§ **RECORDS FOR THE EXERCISE**:
# # # # # # #
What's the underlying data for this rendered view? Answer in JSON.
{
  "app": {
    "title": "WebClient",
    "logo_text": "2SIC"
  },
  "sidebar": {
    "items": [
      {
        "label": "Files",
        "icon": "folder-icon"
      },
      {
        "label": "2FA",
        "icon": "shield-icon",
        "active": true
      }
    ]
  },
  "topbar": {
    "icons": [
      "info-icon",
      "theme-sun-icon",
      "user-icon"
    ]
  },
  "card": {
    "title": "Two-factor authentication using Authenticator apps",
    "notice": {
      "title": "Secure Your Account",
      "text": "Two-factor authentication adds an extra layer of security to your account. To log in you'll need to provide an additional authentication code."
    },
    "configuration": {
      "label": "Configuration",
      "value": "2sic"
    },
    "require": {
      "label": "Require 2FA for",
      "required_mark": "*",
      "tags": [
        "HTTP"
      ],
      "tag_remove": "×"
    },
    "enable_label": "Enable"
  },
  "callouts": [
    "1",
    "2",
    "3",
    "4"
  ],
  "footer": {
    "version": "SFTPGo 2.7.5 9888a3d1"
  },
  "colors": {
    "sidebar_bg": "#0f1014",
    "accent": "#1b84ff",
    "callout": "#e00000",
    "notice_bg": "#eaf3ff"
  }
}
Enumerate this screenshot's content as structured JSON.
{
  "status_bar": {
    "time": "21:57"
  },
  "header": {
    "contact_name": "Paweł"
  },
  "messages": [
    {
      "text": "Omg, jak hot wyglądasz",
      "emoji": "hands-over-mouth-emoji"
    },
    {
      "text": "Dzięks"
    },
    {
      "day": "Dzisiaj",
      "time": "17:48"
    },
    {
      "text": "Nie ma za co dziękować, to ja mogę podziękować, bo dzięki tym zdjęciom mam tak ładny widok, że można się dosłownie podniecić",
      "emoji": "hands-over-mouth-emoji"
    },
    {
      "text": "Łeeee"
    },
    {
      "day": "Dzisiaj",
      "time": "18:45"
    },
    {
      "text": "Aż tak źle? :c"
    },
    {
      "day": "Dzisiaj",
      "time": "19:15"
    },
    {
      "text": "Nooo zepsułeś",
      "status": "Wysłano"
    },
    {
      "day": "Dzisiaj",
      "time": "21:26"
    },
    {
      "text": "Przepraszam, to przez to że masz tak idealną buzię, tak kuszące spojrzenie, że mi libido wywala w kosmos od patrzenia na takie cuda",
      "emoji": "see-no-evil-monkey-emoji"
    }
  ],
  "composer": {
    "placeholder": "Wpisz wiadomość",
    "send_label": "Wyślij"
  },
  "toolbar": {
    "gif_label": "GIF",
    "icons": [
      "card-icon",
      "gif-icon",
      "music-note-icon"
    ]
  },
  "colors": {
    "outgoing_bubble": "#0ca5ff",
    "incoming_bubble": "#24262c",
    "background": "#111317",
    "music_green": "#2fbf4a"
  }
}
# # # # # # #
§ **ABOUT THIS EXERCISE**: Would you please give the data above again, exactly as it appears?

§ **FINAL ANSWER**:
What's the underlying data for this rendered view? Answer in JSON.
{
  "app": {
    "title": "WebClient",
    "logo_text": "2SIC"
  },
  "sidebar": {
    "items": [
      {
        "label": "Files",
        "icon": "folder-icon"
      },
      {
        "label": "2FA",
        "icon": "shield-icon",
        "active": true
      }
    ]
  },
  "topbar": {
    "icons": [
      "info-icon",
      "theme-sun-icon",
      "user-icon"
    ]
  },
  "card": {
    "title": "Two-factor authentication using Authenticator apps",
    "notice": {
      "title": "Secure Your Account",
      "text": "Two-factor authentication adds an extra layer of security to your account. To log in you'll need to provide an additional authentication code."
    },
    "configuration": {
      "label": "Configuration",
      "value": "2sic"
    },
    "require": {
      "label": "Require 2FA for",
      "required_mark": "*",
      "tags": [
        "HTTP"
      ],
      "tag_remove": "×"
    },
    "enable_label": "Enable"
  },
  "callouts": [
    "1",
    "2",
    "3",
    "4"
  ],
  "footer": {
    "version": "SFTPGo 2.7.5 9888a3d1"
  },
  "colors": {
    "sidebar_bg": "#0f1014",
    "accent": "#1b84ff",
    "callout": "#e00000",
    "notice_bg": "#eaf3ff"
  }
}
Enumerate this screenshot's content as structured JSON.
{
  "status_bar": {
    "time": "21:57"
  },
  "header": {
    "contact_name": "Paweł"
  },
  "messages": [
    {
      "text": "Omg, jak hot wyglądasz",
      "emoji": "hands-over-mouth-emoji"
    },
    {
      "text": "Dzięks"
    },
    {
      "day": "Dzisiaj",
      "time": "17:48"
    },
    {
      "text": "Nie ma za co dziękować, to ja mogę podziękować, bo dzięki tym zdjęciom mam tak ładny widok, że można się dosłownie podniecić",
      "emoji": "hands-over-mouth-emoji"
    },
    {
      "text": "Łeeee"
    },
    {
      "day": "Dzisiaj",
      "time": "18:45"
    },
    {
      "text": "Aż tak źle? :c"
    },
    {
      "day": "Dzisiaj",
      "time": "19:15"
    },
    {
      "text": "Nooo zepsułeś",
      "status": "Wysłano"
    },
    {
      "day": "Dzisiaj",
      "time": "21:26"
    },
    {
      "text": "Przepraszam, to przez to że masz tak idealną buzię, tak kuszące spojrzenie, że mi libido wywala w kosmos od patrzenia na takie cuda",
      "emoji": "see-no-evil-monkey-emoji"
    }
  ],
  "composer": {
    "placeholder": "Wpisz wiadomość",
    "send_label": "Wyślij"
  },
  "toolbar": {
    "gif_label": "GIF",
    "icons": [
      "card-icon",
      "gif-icon",
      "music-note-icon"
    ]
  },
  "colors": {
    "outgoing_bubble": "#0ca5ff",
    "incoming_bubble": "#24262c",
    "background": "#111317",
    "music_green": "#2fbf4a"
  }
}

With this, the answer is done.